So it would be just peachy if everything worked out all cause-and-effect-like. Two-plus-two-equals-four. You cut onions: your eyes tear up. The cat is in the box whether you look inside at it or not.
So it was this past Monday, when climate amaza-trons Ken Ward and Jay O’Hara were
“going to trial for blockading a coal freighter at Brayton Point Power Station in Somerset—using an old wooden lobster boat christened the Henry David T.—for the sole reason of addressing the climate crisis. In what looked to be an unprecedented case in the United States, they were set to be the first to use a “necessity defense” in a direct-action civil disobedience case centered on climate change, arguing that what they did was justified for the sake of public health and safety.” (The Nation, September 8)
On May 13, 2013, those hope-filled fools blocked a shipment of coal from being loaded onto a transport ship by parking their boat in the middle of the channel with one big-ass anchor. One day’s delay is what they got. One could say, not much was accomplished. The coal was eventually delivered. Was it worth all the fuss? They had to have seen that coming. What was the point?
Yet a message was heard loud and long and in unexpected quarters with unanticipated results. The Bristol County District Attorney, Sam Sutter, responded on the day of the trial (September 8) by dropping criminal conspiracy charges (they were reduced to civil infractions) and calling climate change,
“one of the gravest crises our planet has ever faced”
He also said
“political leadership on this [climate] issue has been gravely lacking”
He concluded by sharing with a surprised and exuberant crowd of people that in two weeks’ tie, he would be in New York City taking part in the People’s Climate March.
Why’d he do it? The Cynic would suggest the prosecutor has decided to court that part of the citizenry who is worried about climate change, perhaps eyeing a higher public office.
The right-wing conspiracy theorists would say the whole thing was for show, that Sutter was in cahoots with the Lobsterboat Blockade the whole time. But I was a part of a conversation this week with someone who had been a part of the strategizing for the trial. They had absolutely no idea that the prosecutor would basically validate their “necessity defense.” Who could have seen that coming?
It turns out there had been a continuous, though often invisible and not wholly traceable, wave of information and action and engagement and resistance and further engagement and research and facts and news reports and horrible tragedies and disastrous weather events and despair and crazy connections that would somehow not so much as result in this outcome, but still bring this outcome to our doorstep.

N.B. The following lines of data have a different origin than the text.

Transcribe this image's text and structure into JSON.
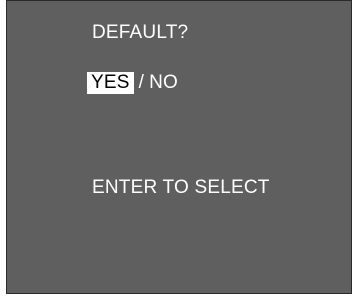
{
  "dialog": {
    "title": "DEFAULT?",
    "options": [
      {
        "label": "YES",
        "selected": true
      },
      {
        "label": "NO",
        "selected": false
      }
    ],
    "separator": "/",
    "hint": "ENTER TO SELECT"
  },
  "colors": {
    "screen_background": "#5f5f5f",
    "text": "#ffffff",
    "selection_background": "#ffffff",
    "selection_text": "#000000"
  }
}
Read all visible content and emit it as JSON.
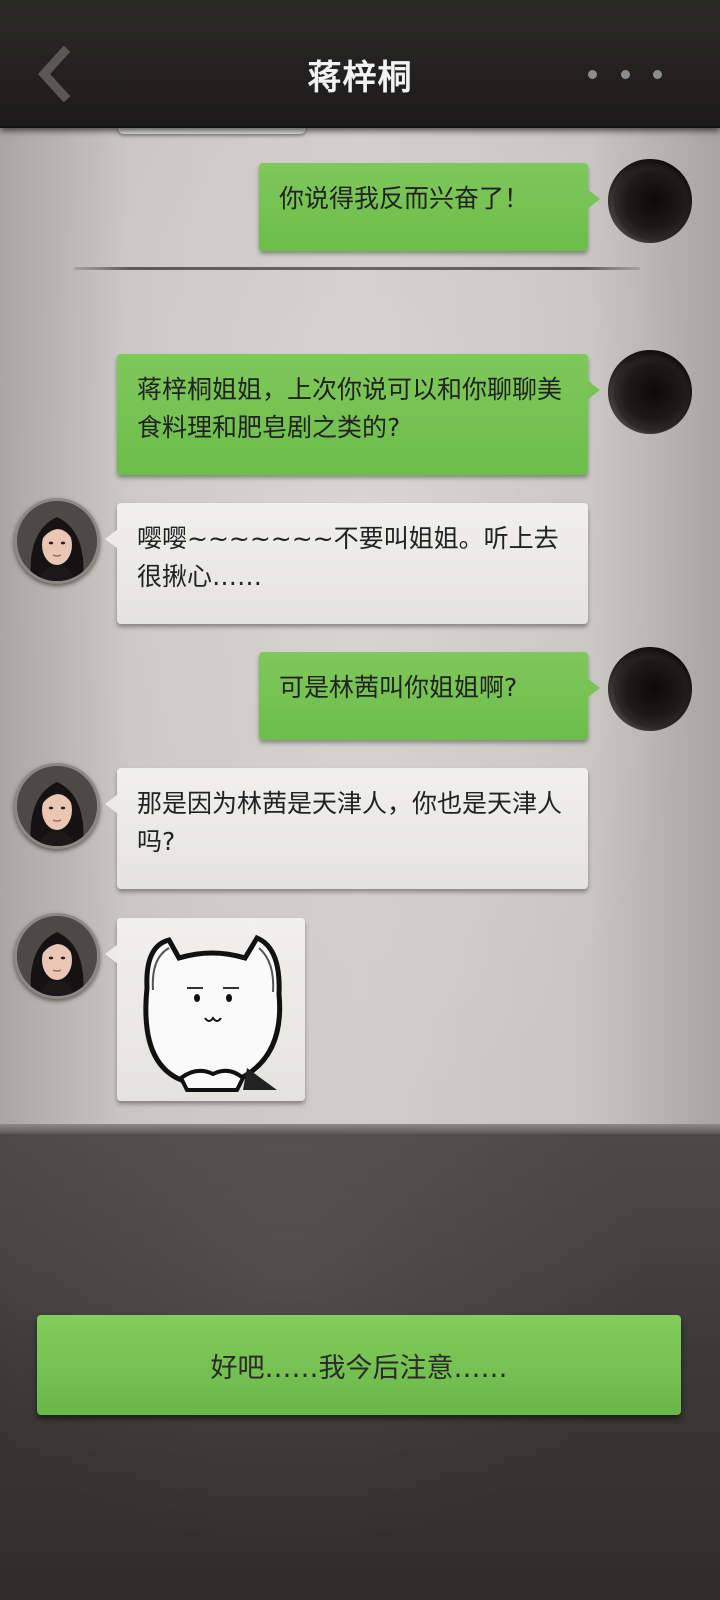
{
  "header": {
    "title": "蒋梓桐",
    "back_icon": "chevron-left-icon",
    "more_icon": "more-dots-icon"
  },
  "messages": [
    {
      "sender": "me",
      "text": "你说得我反而兴奋了！"
    },
    {
      "sender": "me",
      "text": "蒋梓桐姐姐，上次你说可以和你聊聊美食料理和肥皂剧之类的?"
    },
    {
      "sender": "contact",
      "text": "嘤嘤~~~~~~~不要叫姐姐。听上去很揪心……"
    },
    {
      "sender": "me",
      "text": "可是林茜叫你姐姐啊?"
    },
    {
      "sender": "contact",
      "text": "那是因为林茜是天津人，你也是天津人吗?"
    },
    {
      "sender": "contact",
      "type": "sticker",
      "sticker": "cat-arms-crossed-sticker"
    }
  ],
  "reply_option": {
    "text": "好吧……我今后注意……"
  },
  "colors": {
    "green_bubble": "#74c250",
    "white_bubble": "#eae9e6",
    "header_bg": "#232221",
    "paper_bg": "#cac8c3"
  }
}
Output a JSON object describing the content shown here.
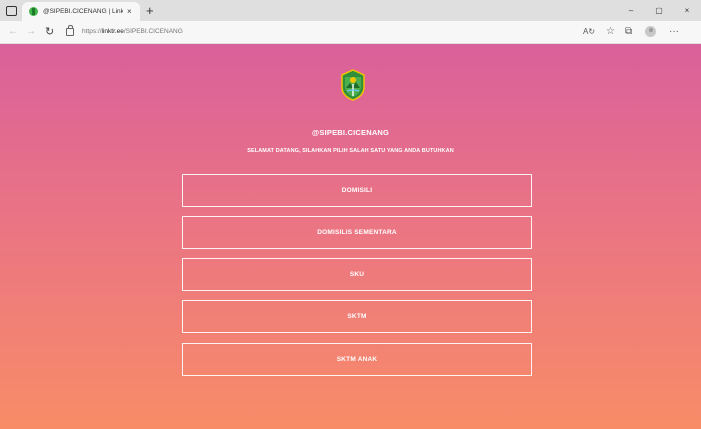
{
  "browser": {
    "tab_title": "@SIPEBI.CICENANG | Linktree",
    "tab_close": "×",
    "new_tab": "+",
    "window_controls": {
      "minimize": "–",
      "maximize": "▢",
      "close": "×"
    },
    "url_prefix": "https://",
    "url_host": "linktr.ee",
    "url_path": "/SIPEBI.CICENANG",
    "nav": {
      "back": "←",
      "forward": "→",
      "reload": "↻"
    },
    "toolbar_icons": {
      "read_aloud": "A↻",
      "favorites": "☆",
      "collections": "⧉",
      "more": "···"
    }
  },
  "profile": {
    "handle": "@SIPEBI.CICENANG",
    "tagline": "SELAMAT DATANG, SILAHKAN PILIH SALAH SATU YANG ANDA BUTUHKAN",
    "logo_icon": "regency-emblem-icon"
  },
  "links": [
    {
      "label": "DOMISILI"
    },
    {
      "label": "DOMISILIS SEMENTARA"
    },
    {
      "label": "SKU"
    },
    {
      "label": "SKTM"
    },
    {
      "label": "SKTM ANAK"
    }
  ],
  "colors": {
    "gradient_top": "#d9609b",
    "gradient_mid": "#ea7484",
    "gradient_bottom": "#f88c67",
    "link_text": "#ffffff"
  }
}
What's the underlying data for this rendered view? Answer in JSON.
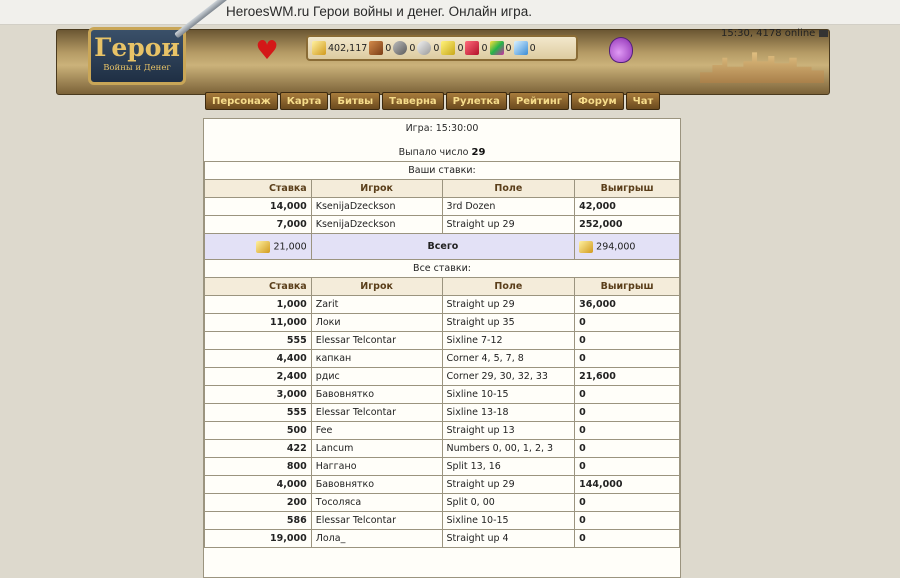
{
  "browser": {
    "title": "HeroesWM.ru Герои войны и денег. Онлайн игра."
  },
  "header": {
    "logo_title": "Герои",
    "logo_subtitle": "Войны и Денег",
    "online": "15:30, 4178 online",
    "resources": [
      {
        "name": "gold",
        "value": "402,117"
      },
      {
        "name": "wood",
        "value": "0"
      },
      {
        "name": "ore",
        "value": "0"
      },
      {
        "name": "mercury",
        "value": "0"
      },
      {
        "name": "sulfur",
        "value": "0"
      },
      {
        "name": "crystals",
        "value": "0"
      },
      {
        "name": "gems",
        "value": "0"
      },
      {
        "name": "diamonds",
        "value": "0"
      }
    ]
  },
  "nav": [
    "Персонаж",
    "Карта",
    "Битвы",
    "Таверна",
    "Рулетка",
    "Рейтинг",
    "Форум",
    "Чат"
  ],
  "game": {
    "time": "Игра: 15:30:00",
    "drop_label": "Выпало число",
    "drop_number": "29"
  },
  "your_bets": {
    "title": "Ваши ставки:",
    "headers": [
      "Ставка",
      "Игрок",
      "Поле",
      "Выигрыш"
    ],
    "rows": [
      {
        "bet": "14,000",
        "player": "KsenijaDzeckson",
        "field": "3rd Dozen",
        "win": "42,000"
      },
      {
        "bet": "7,000",
        "player": "KsenijaDzeckson",
        "field": "Straight up 29",
        "win": "252,000"
      }
    ],
    "total": {
      "bet": "21,000",
      "label": "Всего",
      "win": "294,000"
    }
  },
  "all_bets": {
    "title": "Все ставки:",
    "headers": [
      "Ставка",
      "Игрок",
      "Поле",
      "Выигрыш"
    ],
    "rows": [
      {
        "bet": "1,000",
        "player": "Zarit",
        "field": "Straight up 29",
        "win": "36,000"
      },
      {
        "bet": "11,000",
        "player": "Локи",
        "field": "Straight up 35",
        "win": "0"
      },
      {
        "bet": "555",
        "player": "Elessar Telcontar",
        "field": "Sixline 7-12",
        "win": "0"
      },
      {
        "bet": "4,400",
        "player": "капкан",
        "field": "Corner 4, 5, 7, 8",
        "win": "0"
      },
      {
        "bet": "2,400",
        "player": "рдис",
        "field": "Corner 29, 30, 32, 33",
        "win": "21,600"
      },
      {
        "bet": "3,000",
        "player": "Бавовнятко",
        "field": "Sixline 10-15",
        "win": "0"
      },
      {
        "bet": "555",
        "player": "Elessar Telcontar",
        "field": "Sixline 13-18",
        "win": "0"
      },
      {
        "bet": "500",
        "player": "Fee",
        "field": "Straight up 13",
        "win": "0"
      },
      {
        "bet": "422",
        "player": "Lancum",
        "field": "Numbers 0, 00, 1, 2, 3",
        "win": "0"
      },
      {
        "bet": "800",
        "player": "Наггано",
        "field": "Split 13, 16",
        "win": "0"
      },
      {
        "bet": "4,000",
        "player": "Бавовнятко",
        "field": "Straight up 29",
        "win": "144,000"
      },
      {
        "bet": "200",
        "player": "Тосоляса",
        "field": "Split 0, 00",
        "win": "0"
      },
      {
        "bet": "586",
        "player": "Elessar Telcontar",
        "field": "Sixline 10-15",
        "win": "0"
      },
      {
        "bet": "19,000",
        "player": "Лола_",
        "field": "Straight up 4",
        "win": "0"
      }
    ]
  }
}
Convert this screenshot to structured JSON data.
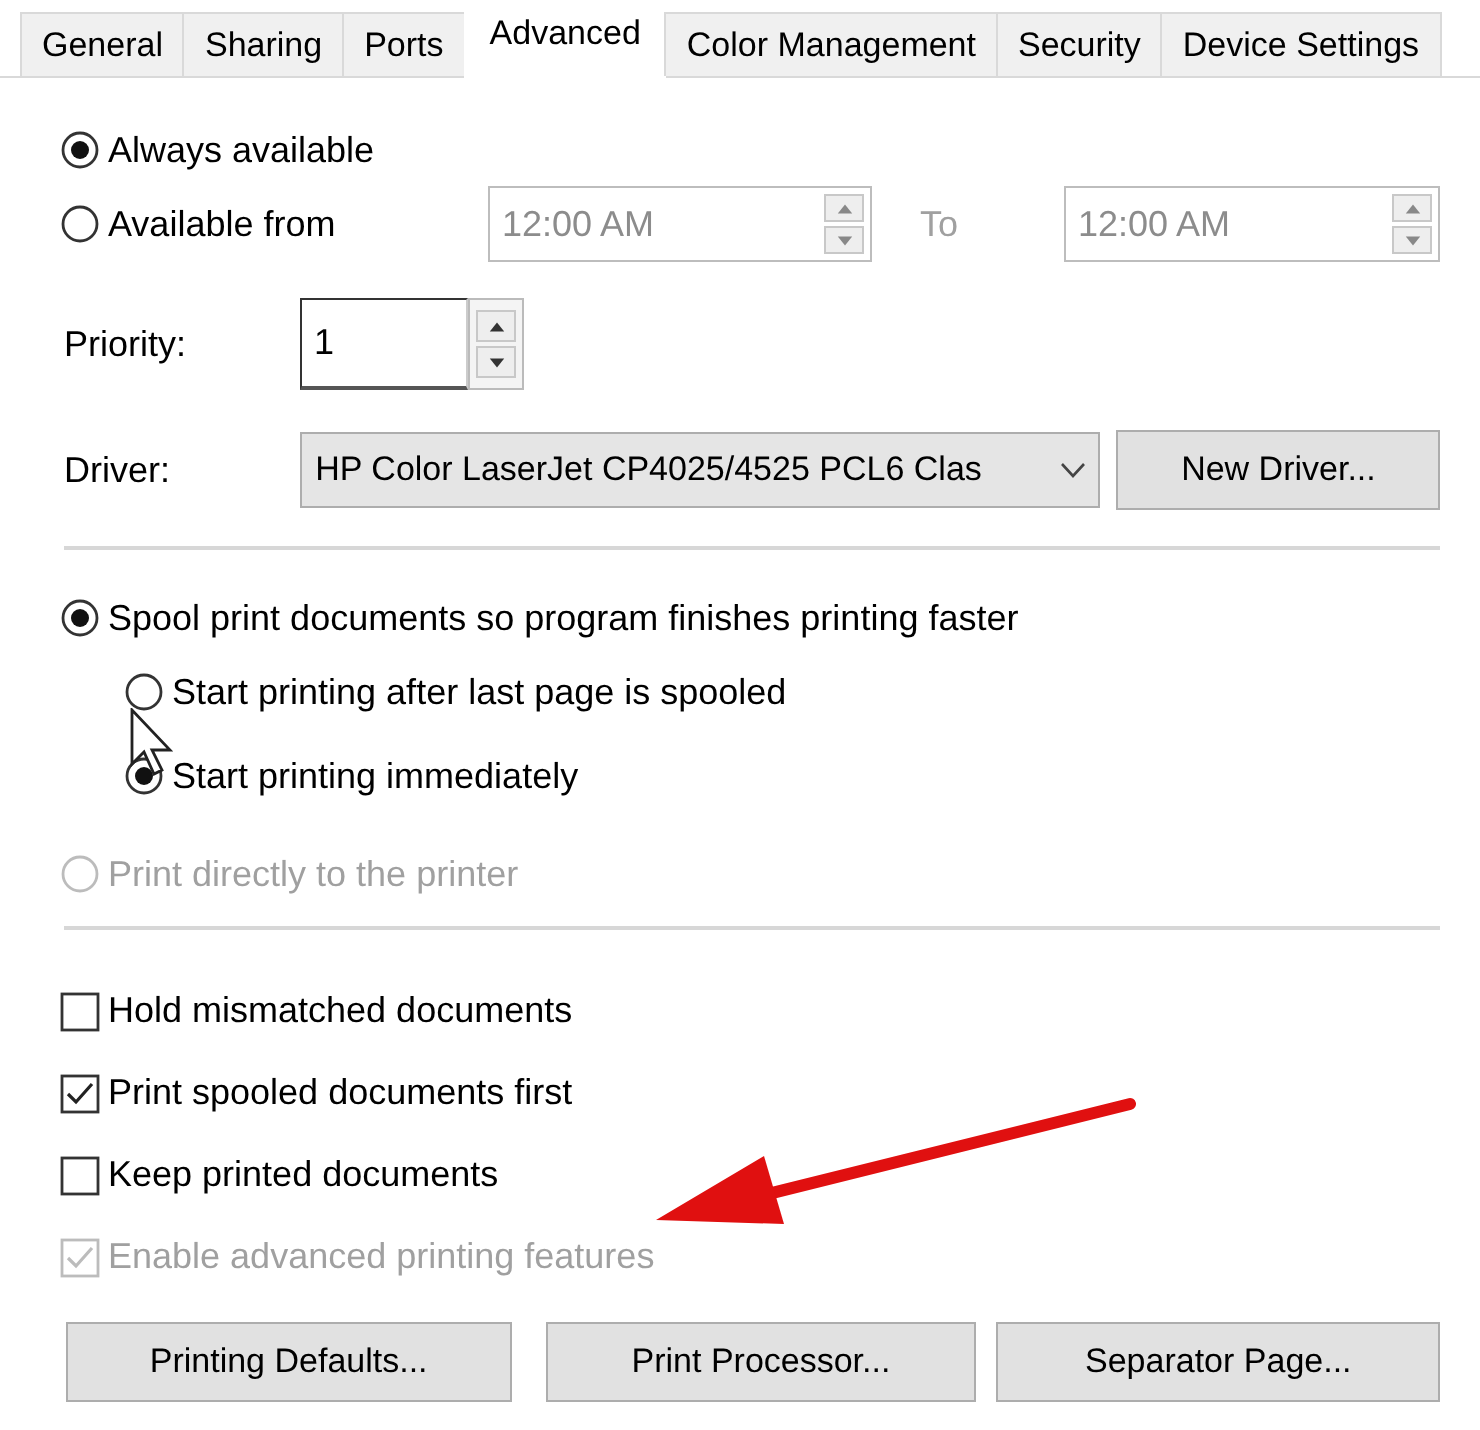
{
  "tabs": [
    {
      "label": "General",
      "selected": false
    },
    {
      "label": "Sharing",
      "selected": false
    },
    {
      "label": "Ports",
      "selected": false
    },
    {
      "label": "Advanced",
      "selected": true
    },
    {
      "label": "Color Management",
      "selected": false
    },
    {
      "label": "Security",
      "selected": false
    },
    {
      "label": "Device Settings",
      "selected": false
    }
  ],
  "availability": {
    "options": [
      {
        "label": "Always available",
        "selected": true
      },
      {
        "label": "Available from",
        "selected": false
      }
    ],
    "time_from": {
      "value": "12:00 AM",
      "disabled": true
    },
    "to_label": "To",
    "time_to": {
      "value": "12:00 AM",
      "disabled": true
    }
  },
  "priority": {
    "label": "Priority:",
    "value": "1"
  },
  "driver": {
    "label": "Driver:",
    "value": "HP Color LaserJet CP4025/4525 PCL6 Clas",
    "button": "New Driver..."
  },
  "spooling": [
    {
      "label": "Spool print documents so program finishes printing faster",
      "selected": true,
      "disabled": false,
      "children": [
        {
          "label": "Start printing after last page is spooled",
          "selected": false,
          "disabled": false
        },
        {
          "label": "Start printing immediately",
          "selected": true,
          "disabled": false
        }
      ]
    },
    {
      "label": "Print directly to the printer",
      "selected": false,
      "disabled": true
    }
  ],
  "checkboxes": [
    {
      "label": "Hold mismatched documents",
      "checked": false,
      "disabled": false
    },
    {
      "label": "Print spooled documents first",
      "checked": true,
      "disabled": false
    },
    {
      "label": "Keep printed documents",
      "checked": false,
      "disabled": false
    },
    {
      "label": "Enable advanced printing features",
      "checked": true,
      "disabled": true
    }
  ],
  "buttons": [
    "Printing Defaults...",
    "Print Processor...",
    "Separator Page..."
  ]
}
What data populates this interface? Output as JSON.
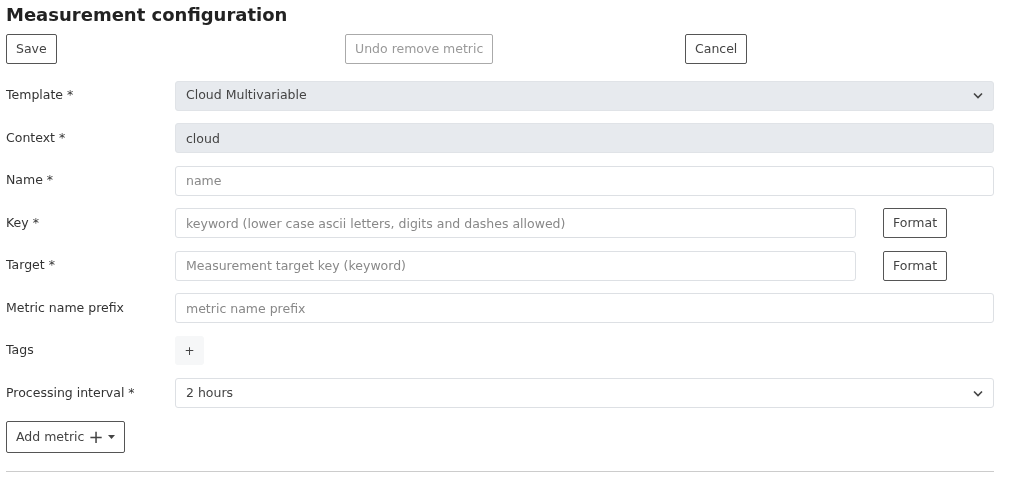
{
  "title": "Measurement configuration",
  "actions": [
    {
      "label": "Save",
      "disabled": false
    },
    {
      "label": "Undo remove metric",
      "disabled": true
    },
    {
      "label": "Cancel",
      "disabled": false
    }
  ],
  "fields": [
    {
      "kind": "select",
      "label": "Template *",
      "value": "Cloud Multivariable",
      "disabled": true
    },
    {
      "kind": "text",
      "label": "Context *",
      "value": "cloud",
      "disabled": true
    },
    {
      "kind": "text",
      "label": "Name *",
      "placeholder": "name",
      "disabled": false
    },
    {
      "kind": "text",
      "label": "Key *",
      "placeholder": "keyword (lower case ascii letters, digits and dashes allowed)",
      "disabled": false,
      "button": "Format"
    },
    {
      "kind": "text",
      "label": "Target *",
      "placeholder": "Measurement target key (keyword)",
      "disabled": false,
      "button": "Format"
    },
    {
      "kind": "text",
      "label": "Metric name prefix",
      "placeholder": "metric name prefix",
      "disabled": false
    },
    {
      "kind": "tags",
      "label": "Tags",
      "add": "+"
    },
    {
      "kind": "select",
      "label": "Processing interval *",
      "value": "2 hours",
      "disabled": false
    }
  ],
  "add_metric": {
    "label": "Add metric",
    "icon": "+"
  }
}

Thank the Universe (or Lord Vishnu or the goddess or the stars)!
It reminds me the chapter on Viagra in Rebecca Solnit’s book, Hope in the Dark: Untold Histories, Wild Possibilites. She does not write about the results of that pharmaceutical on the (im)potence of men. Instead, she writes about how, with the advent of its use to treat erectile dysfunction, there was a decrease in Asian countries of the acquisition of aphrodisiacs made from the fuzz of adolescent Caribou antlers, which meant that somehow, unexpectedly, perhaps explained by chaos theory, more Caribou lived into adulthood. Who could have seen that coming?
Sometimes the world is crushingly predictable. War after war after war. Yet sometimes, unpredictably, it is not. Sometimes, hopeful things happen, despite the darkness, despite the cruelty, despite the stupidity. And those things happen sometimes when we can predict they will, but sometimes, they just happen. We can’t trace it back to its origins, we can’t figure it out, though we keep putting our hopeful energy towards it.
In a different chapter, entitled, “Looking Into Darkness,” Solnit writes,
“Causes and effects assume history marches forward, but history is not an army. It is a crab scuttling sideways, a drip of soft water wearing away stone, an earthquake breaking centuries of tension. Sometimes one person inspires a movement, or her words do decades later; sometimes a few passionate people change the world; sometimes they start a mass movement and millions do; sometimes those millions are stirred by the same outrage or the same ideal and change comes upon us like a change of weather. All that these transformations have in common is that they begin in the imagination, in hope. To hope is to gamble. It’s to bet on the future, on your desires, on the possibility that an open heart and uncertainty are better than gloom and safety. To hope is dangerous, and yet it is the opposite of fear, for to live is to risk.
“I say all this to you because hope is not like a lottery ticket you can sit on the sofa and clutch, feeling lucky. I say this because hope is an ax you break down doors with in an emergency; because hope should show you out the door, because it will take everything you have to steer the future away from endless war, from the annihilation of the earth’s treasures and the grinding down of the poor and marginal. Hope just means another world might be possible, not promised, not guaranteed. Hope calls for action; action is impossible without hope.”
If we risk hope, I wonder what we can see coming next?